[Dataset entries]
= = = = = = =
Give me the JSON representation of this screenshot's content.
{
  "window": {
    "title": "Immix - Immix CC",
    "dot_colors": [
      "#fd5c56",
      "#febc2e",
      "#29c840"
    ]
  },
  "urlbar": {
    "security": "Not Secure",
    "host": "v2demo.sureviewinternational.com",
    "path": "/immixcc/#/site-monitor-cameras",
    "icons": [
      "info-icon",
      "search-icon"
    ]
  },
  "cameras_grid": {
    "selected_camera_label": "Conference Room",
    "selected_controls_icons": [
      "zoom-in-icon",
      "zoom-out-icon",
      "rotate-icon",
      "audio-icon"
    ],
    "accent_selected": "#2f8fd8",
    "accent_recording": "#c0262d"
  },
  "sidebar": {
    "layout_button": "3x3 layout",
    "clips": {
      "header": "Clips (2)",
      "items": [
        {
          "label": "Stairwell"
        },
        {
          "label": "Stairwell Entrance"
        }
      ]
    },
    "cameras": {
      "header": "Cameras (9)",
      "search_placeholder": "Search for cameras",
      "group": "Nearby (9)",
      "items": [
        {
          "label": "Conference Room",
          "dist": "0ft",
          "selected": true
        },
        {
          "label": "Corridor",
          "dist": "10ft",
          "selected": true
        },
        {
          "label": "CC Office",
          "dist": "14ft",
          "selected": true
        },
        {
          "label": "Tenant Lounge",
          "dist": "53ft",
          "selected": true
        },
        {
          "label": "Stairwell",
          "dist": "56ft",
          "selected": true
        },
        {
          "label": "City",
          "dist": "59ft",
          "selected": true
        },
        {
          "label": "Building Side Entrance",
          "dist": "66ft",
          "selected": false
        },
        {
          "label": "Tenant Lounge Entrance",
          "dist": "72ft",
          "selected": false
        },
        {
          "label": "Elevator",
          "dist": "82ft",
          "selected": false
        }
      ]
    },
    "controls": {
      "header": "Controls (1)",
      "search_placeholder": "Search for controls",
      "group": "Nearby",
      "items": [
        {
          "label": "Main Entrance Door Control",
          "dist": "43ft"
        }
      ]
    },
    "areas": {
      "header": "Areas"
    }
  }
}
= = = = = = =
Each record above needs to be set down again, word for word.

Give me the JSON representation of this screenshot's content.
{
  "window": {
    "title": "Immix - Immix CC",
    "dot_colors": [
      "#fd5c56",
      "#febc2e",
      "#29c840"
    ]
  },
  "urlbar": {
    "security": "Not Secure",
    "host": "v2demo.sureviewinternational.com",
    "path": "/immixcc/#/site-monitor-cameras",
    "icons": [
      "info-icon",
      "search-icon"
    ]
  },
  "cameras_grid": {
    "selected_camera_label": "Conference Room",
    "selected_controls_icons": [
      "zoom-in-icon",
      "zoom-out-icon",
      "rotate-icon",
      "audio-icon"
    ],
    "accent_selected": "#2f8fd8",
    "accent_recording": "#c0262d"
  },
  "sidebar": {
    "layout_button": "3x3 layout",
    "clips": {
      "header": "Clips (2)",
      "items": [
        {
          "label": "Stairwell"
        },
        {
          "label": "Stairwell Entrance"
        }
      ]
    },
    "cameras": {
      "header": "Cameras (9)",
      "search_placeholder": "Search for cameras",
      "group": "Nearby (9)",
      "items": [
        {
          "label": "Conference Room",
          "dist": "0ft",
          "selected": true
        },
        {
          "label": "Corridor",
          "dist": "10ft",
          "selected": true
        },
        {
          "label": "CC Office",
          "dist": "14ft",
          "selected": true
        },
        {
          "label": "Tenant Lounge",
          "dist": "53ft",
          "selected": true
        },
        {
          "label": "Stairwell",
          "dist": "56ft",
          "selected": true
        },
        {
          "label": "City",
          "dist": "59ft",
          "selected": true
        },
        {
          "label": "Building Side Entrance",
          "dist": "66ft",
          "selected": false
        },
        {
          "label": "Tenant Lounge Entrance",
          "dist": "72ft",
          "selected": false
        },
        {
          "label": "Elevator",
          "dist": "82ft",
          "selected": false
        }
      ]
    },
    "controls": {
      "header": "Controls (1)",
      "search_placeholder": "Search for controls",
      "group": "Nearby",
      "items": [
        {
          "label": "Main Entrance Door Control",
          "dist": "43ft"
        }
      ]
    },
    "areas": {
      "header": "Areas"
    }
  }
}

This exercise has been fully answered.